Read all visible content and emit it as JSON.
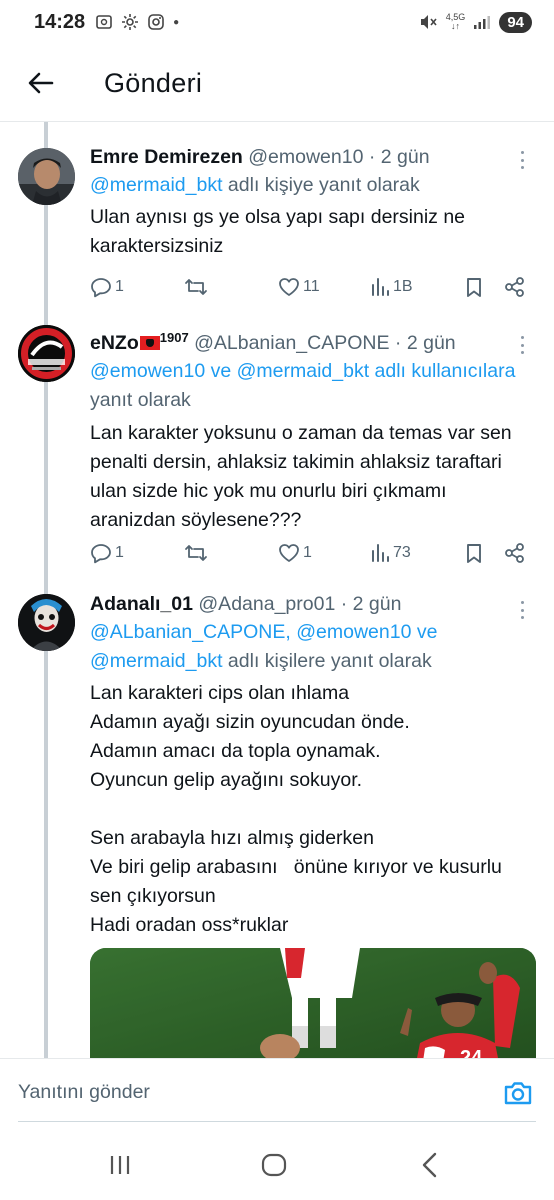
{
  "status_bar": {
    "time": "14:28",
    "network_top": "4,5G",
    "network_bottom": "↓↑",
    "battery": "94"
  },
  "header": {
    "title": "Gönderi"
  },
  "tweets": [
    {
      "name": "Emre Demirezen",
      "handle": "@emowen10",
      "time": "· 2 gün",
      "reply_mentions": "@mermaid_bkt",
      "reply_suffix": " adlı kişiye yanıt olarak",
      "text": "Ulan aynısı gs ye olsa yapı sapı dersiniz ne karaktersizsiniz",
      "replies": "1",
      "retweets": "",
      "likes": "11",
      "views": "1B"
    },
    {
      "name": "eNZo",
      "name_suffix": "1907",
      "handle": "@ALbanian_CAPONE",
      "time": "· 2 gün",
      "reply_mentions": "@emowen10 ve @mermaid_bkt adlı kullanıcılara",
      "reply_suffix": " yanıt olarak",
      "text": "Lan karakter yoksunu o zaman da temas var sen penalti dersin, ahlaksiz takimin ahlaksiz taraftari ulan sizde hic yok mu onurlu biri çıkmamı aranizdan söylesene???",
      "replies": "1",
      "retweets": "",
      "likes": "1",
      "views": "73"
    },
    {
      "name": "Adanalı_01",
      "handle": "@Adana_pro01",
      "time": "· 2 gün",
      "reply_mentions_1": "@ALbanian_CAPONE, @emowen10 ve",
      "reply_mentions_2": "@mermaid_bkt",
      "reply_suffix": " adlı kişilere yanıt olarak",
      "text": "Lan karakteri cips olan ıhlama\nAdamın ayağı sizin oyuncudan önde.\nAdamın amacı da topla oynamak.\nOyuncun gelip ayağını sokuyor.\n\nSen arabayla hızı almış giderken\nVe biri gelip arabasını   önüne kırıyor ve kusurlu sen çıkıyorsun\nHadi oradan oss*ruklar"
    }
  ],
  "reply_bar": {
    "placeholder": "Yanıtını gönder"
  },
  "colors": {
    "link": "#1d9bf0",
    "secondary_text": "#536471",
    "thread_line": "#c8cfd5"
  }
}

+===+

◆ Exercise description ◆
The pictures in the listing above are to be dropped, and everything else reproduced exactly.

◆ Response to this task ◆
Read all visible content and emit it as JSON.
{
  "status_bar": {
    "time": "14:28",
    "network_top": "4,5G",
    "network_bottom": "↓↑",
    "battery": "94"
  },
  "header": {
    "title": "Gönderi"
  },
  "tweets": [
    {
      "name": "Emre Demirezen",
      "handle": "@emowen10",
      "time": "· 2 gün",
      "reply_mentions": "@mermaid_bkt",
      "reply_suffix": " adlı kişiye yanıt olarak",
      "text": "Ulan aynısı gs ye olsa yapı sapı dersiniz ne karaktersizsiniz",
      "replies": "1",
      "retweets": "",
      "likes": "11",
      "views": "1B"
    },
    {
      "name": "eNZo",
      "name_suffix": "1907",
      "handle": "@ALbanian_CAPONE",
      "time": "· 2 gün",
      "reply_mentions": "@emowen10 ve @mermaid_bkt adlı kullanıcılara",
      "reply_suffix": " yanıt olarak",
      "text": "Lan karakter yoksunu o zaman da temas var sen penalti dersin, ahlaksiz takimin ahlaksiz taraftari ulan sizde hic yok mu onurlu biri çıkmamı aranizdan söylesene???",
      "replies": "1",
      "retweets": "",
      "likes": "1",
      "views": "73"
    },
    {
      "name": "Adanalı_01",
      "handle": "@Adana_pro01",
      "time": "· 2 gün",
      "reply_mentions_1": "@ALbanian_CAPONE, @emowen10 ve",
      "reply_mentions_2": "@mermaid_bkt",
      "reply_suffix": " adlı kişilere yanıt olarak",
      "text": "Lan karakteri cips olan ıhlama\nAdamın ayağı sizin oyuncudan önde.\nAdamın amacı da topla oynamak.\nOyuncun gelip ayağını sokuyor.\n\nSen arabayla hızı almış giderken\nVe biri gelip arabasını   önüne kırıyor ve kusurlu sen çıkıyorsun\nHadi oradan oss*ruklar"
    }
  ],
  "reply_bar": {
    "placeholder": "Yanıtını gönder"
  },
  "colors": {
    "link": "#1d9bf0",
    "secondary_text": "#536471",
    "thread_line": "#c8cfd5"
  }
}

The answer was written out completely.